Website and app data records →
···
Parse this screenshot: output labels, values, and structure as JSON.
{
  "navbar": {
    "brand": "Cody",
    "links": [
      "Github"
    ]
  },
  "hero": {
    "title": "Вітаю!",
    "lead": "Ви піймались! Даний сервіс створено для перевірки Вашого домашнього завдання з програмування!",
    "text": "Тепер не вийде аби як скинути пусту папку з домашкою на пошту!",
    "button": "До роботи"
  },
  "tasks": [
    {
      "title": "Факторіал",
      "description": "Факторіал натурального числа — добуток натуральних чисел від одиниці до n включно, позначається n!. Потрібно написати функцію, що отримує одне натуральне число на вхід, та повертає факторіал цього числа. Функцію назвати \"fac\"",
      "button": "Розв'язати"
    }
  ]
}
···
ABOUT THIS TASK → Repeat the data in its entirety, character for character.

ANSWER TO THIS TASK →
Parse this screenshot: output labels, values, and structure as JSON.
{
  "navbar": {
    "brand": "Cody",
    "links": [
      "Github"
    ]
  },
  "hero": {
    "title": "Вітаю!",
    "lead": "Ви піймались! Даний сервіс створено для перевірки Вашого домашнього завдання з програмування!",
    "text": "Тепер не вийде аби як скинути пусту папку з домашкою на пошту!",
    "button": "До роботи"
  },
  "tasks": [
    {
      "title": "Факторіал",
      "description": "Факторіал натурального числа — добуток натуральних чисел від одиниці до n включно, позначається n!. Потрібно написати функцію, що отримує одне натуральне число на вхід, та повертає факторіал цього числа. Функцію назвати \"fac\"",
      "button": "Розв'язати"
    }
  ]
}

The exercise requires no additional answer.